Hello there bloggies and welcome to another edition of Trainee Tuesday!

I am about to take my first extended vacation during my postdoc. I will be out of the office for 8 whole business days as I head off on a Scandinavian adventure. It will be the longest I’ve been out of lab since I started here last summer. Words cannot come close to expressing how excited I am for this trip and how much I needed a break from research.

But, there is a nagging feeling in the back of head and the pit of my stomach. It’s the omnipresent feeling of guilt. Guilt for not spending my days working my butt off in lab with my colleagues. Guilt for not producing data or analyses. Guilt for not writing papers. Whenever I ask for vacation time I also feel this guilt and anxiety. I’m abandoning my projects and collaborators, all just to recharge my batteries some. How lame am I?

Logically, I know that we all need vacations from lab, even us postdocs and grad students. Everyone takes time off. But, why do we trainees feel so much guilt about taking a breather?

Every grad student or postdoc feels an immense sense of ownership of his or her work. Sure advisers and collaborations contribute to the research, but the individual trainee completes the vast majority of the work. It’s their baby. Thoughts of how to troubleshoot an experiment or what the next step should be inevitably creep into thoughts late at night right before sleep, in the shower, or while on vacation. If you are away, you can’t act on these thoughts and are stuck in the unenviable position of pending actions or endless to-do lists.

As the grad student and postdoc is the main driving force behind their projects, it rests upon them to move their projects forward. If a trainee is away on vacation, then they are certainly not in a lab. Not being in lab means no progress. Trainees are under considerable pressure to make progress. PIs are starved for data and findings. Collaborators always need an update. Thesis committees are demanding tangible evidence of progress. Job search committee require more and more publications, skills, and activities just to be considered for positions.

Not only that, but trainees are under pressure from friends and family. Partners try to plan out a future together. Parents and extended family constantly ask when you are going to graduate or get an adult job. Friends make progress in their own professional and family lives. It all comes together to ramp up the pressure and desire to push projects along.

But, perhaps the biggest source of trainee guilt comes from the trainee themselves. As grad students and postdocs, we have learned to push ourselves to incredible lengths in attempts to solve ridiculously complex problems. We are also not accustomed to encountering a problem or question that we couldn’t equal. We want to prove to ourselves, our colleagues, and advisers that we are worthwhile and that we are up for the challenge. What’s worse is that we love to compare ourselves to our colleagues and peers. I know that I have the awful tendency to compare how long I’m in the lab or how many publications I have to the other postdocs. It’s a tough habit to break.

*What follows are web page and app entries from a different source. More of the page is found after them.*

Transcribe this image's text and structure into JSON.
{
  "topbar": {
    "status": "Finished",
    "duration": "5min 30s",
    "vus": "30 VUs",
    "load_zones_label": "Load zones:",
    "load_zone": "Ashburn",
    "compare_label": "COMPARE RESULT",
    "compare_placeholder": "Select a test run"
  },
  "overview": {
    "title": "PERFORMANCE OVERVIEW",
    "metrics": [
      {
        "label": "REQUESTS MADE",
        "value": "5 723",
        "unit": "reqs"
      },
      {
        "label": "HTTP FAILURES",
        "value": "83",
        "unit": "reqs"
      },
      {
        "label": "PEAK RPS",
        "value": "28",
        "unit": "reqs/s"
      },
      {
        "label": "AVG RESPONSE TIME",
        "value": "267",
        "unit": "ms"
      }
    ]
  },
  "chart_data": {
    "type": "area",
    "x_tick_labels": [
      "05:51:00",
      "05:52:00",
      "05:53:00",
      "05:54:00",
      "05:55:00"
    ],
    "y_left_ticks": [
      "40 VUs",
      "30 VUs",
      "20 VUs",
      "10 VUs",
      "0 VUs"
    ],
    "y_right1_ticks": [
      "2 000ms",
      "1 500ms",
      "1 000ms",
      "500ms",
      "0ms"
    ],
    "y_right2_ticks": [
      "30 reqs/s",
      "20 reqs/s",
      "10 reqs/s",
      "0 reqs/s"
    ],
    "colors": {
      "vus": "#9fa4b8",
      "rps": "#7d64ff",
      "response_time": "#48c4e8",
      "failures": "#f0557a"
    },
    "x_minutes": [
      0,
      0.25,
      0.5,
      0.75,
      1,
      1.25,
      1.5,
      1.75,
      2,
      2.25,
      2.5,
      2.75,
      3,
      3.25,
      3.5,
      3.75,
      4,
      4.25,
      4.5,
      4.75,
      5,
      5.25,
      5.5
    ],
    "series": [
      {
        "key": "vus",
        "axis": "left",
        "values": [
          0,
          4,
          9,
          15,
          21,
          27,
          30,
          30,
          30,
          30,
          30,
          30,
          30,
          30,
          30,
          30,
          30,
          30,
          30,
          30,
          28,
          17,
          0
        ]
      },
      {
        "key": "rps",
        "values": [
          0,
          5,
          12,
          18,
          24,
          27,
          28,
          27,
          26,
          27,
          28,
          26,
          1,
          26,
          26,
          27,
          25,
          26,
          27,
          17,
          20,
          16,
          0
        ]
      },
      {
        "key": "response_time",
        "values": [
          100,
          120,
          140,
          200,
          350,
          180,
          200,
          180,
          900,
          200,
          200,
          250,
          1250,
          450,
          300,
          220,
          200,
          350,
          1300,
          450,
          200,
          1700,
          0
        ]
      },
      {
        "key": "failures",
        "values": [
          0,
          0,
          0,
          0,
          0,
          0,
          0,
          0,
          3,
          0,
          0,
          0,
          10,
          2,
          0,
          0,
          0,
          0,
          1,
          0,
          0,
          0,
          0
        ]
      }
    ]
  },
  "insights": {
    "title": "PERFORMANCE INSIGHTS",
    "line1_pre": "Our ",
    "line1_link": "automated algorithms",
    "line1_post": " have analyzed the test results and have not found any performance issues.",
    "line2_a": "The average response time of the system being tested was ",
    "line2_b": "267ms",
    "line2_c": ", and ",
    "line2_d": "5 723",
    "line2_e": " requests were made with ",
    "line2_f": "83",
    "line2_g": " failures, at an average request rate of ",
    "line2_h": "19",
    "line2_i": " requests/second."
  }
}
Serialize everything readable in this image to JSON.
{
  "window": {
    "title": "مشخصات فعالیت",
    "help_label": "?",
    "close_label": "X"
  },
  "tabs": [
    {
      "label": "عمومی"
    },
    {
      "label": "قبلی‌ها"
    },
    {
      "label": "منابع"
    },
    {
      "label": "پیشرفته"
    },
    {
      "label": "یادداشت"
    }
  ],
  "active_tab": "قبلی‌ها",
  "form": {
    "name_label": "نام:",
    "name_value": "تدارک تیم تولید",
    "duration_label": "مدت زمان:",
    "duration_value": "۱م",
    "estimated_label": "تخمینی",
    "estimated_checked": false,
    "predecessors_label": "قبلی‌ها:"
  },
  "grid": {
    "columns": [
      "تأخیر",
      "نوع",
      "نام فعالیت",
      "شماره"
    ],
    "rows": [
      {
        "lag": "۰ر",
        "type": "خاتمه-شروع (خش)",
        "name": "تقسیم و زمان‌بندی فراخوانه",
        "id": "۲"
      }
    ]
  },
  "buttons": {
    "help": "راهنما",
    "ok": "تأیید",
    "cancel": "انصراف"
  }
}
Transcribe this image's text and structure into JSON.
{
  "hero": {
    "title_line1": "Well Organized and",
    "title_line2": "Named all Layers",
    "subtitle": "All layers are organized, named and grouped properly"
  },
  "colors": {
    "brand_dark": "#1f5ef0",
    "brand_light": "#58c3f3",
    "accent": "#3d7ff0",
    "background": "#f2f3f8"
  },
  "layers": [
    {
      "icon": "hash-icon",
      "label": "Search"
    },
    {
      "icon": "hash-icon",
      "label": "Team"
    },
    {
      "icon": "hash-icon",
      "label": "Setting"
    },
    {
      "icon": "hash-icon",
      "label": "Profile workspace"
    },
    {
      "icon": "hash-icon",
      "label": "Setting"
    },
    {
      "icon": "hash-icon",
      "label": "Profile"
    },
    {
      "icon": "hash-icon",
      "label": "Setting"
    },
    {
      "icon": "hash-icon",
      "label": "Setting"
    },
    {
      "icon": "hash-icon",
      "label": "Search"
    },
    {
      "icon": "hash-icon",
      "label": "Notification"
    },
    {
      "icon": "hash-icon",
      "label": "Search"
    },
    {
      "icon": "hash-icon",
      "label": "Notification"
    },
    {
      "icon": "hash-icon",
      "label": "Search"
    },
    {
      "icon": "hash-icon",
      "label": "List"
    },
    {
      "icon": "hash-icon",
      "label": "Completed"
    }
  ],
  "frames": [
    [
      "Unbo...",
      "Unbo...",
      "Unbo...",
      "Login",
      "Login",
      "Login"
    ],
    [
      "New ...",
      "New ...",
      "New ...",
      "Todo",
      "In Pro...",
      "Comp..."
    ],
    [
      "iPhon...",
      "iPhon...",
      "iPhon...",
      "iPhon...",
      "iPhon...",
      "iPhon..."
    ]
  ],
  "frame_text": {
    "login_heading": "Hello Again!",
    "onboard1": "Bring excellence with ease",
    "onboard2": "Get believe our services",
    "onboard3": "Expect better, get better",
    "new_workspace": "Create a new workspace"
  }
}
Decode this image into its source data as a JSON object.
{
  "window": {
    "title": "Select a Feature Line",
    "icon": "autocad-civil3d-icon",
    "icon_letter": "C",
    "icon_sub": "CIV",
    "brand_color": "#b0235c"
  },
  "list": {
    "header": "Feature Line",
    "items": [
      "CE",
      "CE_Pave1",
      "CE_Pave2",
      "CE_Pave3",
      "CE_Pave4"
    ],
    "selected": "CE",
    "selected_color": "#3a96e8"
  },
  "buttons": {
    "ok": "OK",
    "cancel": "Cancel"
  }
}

But, recognizing that trainee guilt largely comes from the individual is important. As long as deadlines have been met and projects are moving forward, it is perfectly fine (and better for your research and mental health) to escape from the lab for a bit. Guilt doesn’t help you in anyway and usually isn’t warranted. Take care of your work and take care of yourself! Go on vacation whether it’s traveling or a stay-cation!

Thank you for stopping by Trainee Tuesday! Do you ever feel Trainee guilt? About what? How do you get over it? Let me know in the comments below or on twitter @DrFsThoughts.

Tomorrow I get on a jet plane and head off to Sweden. Wishful Wednesday will be up a little earlier than usual!

See you then!

-Dr. F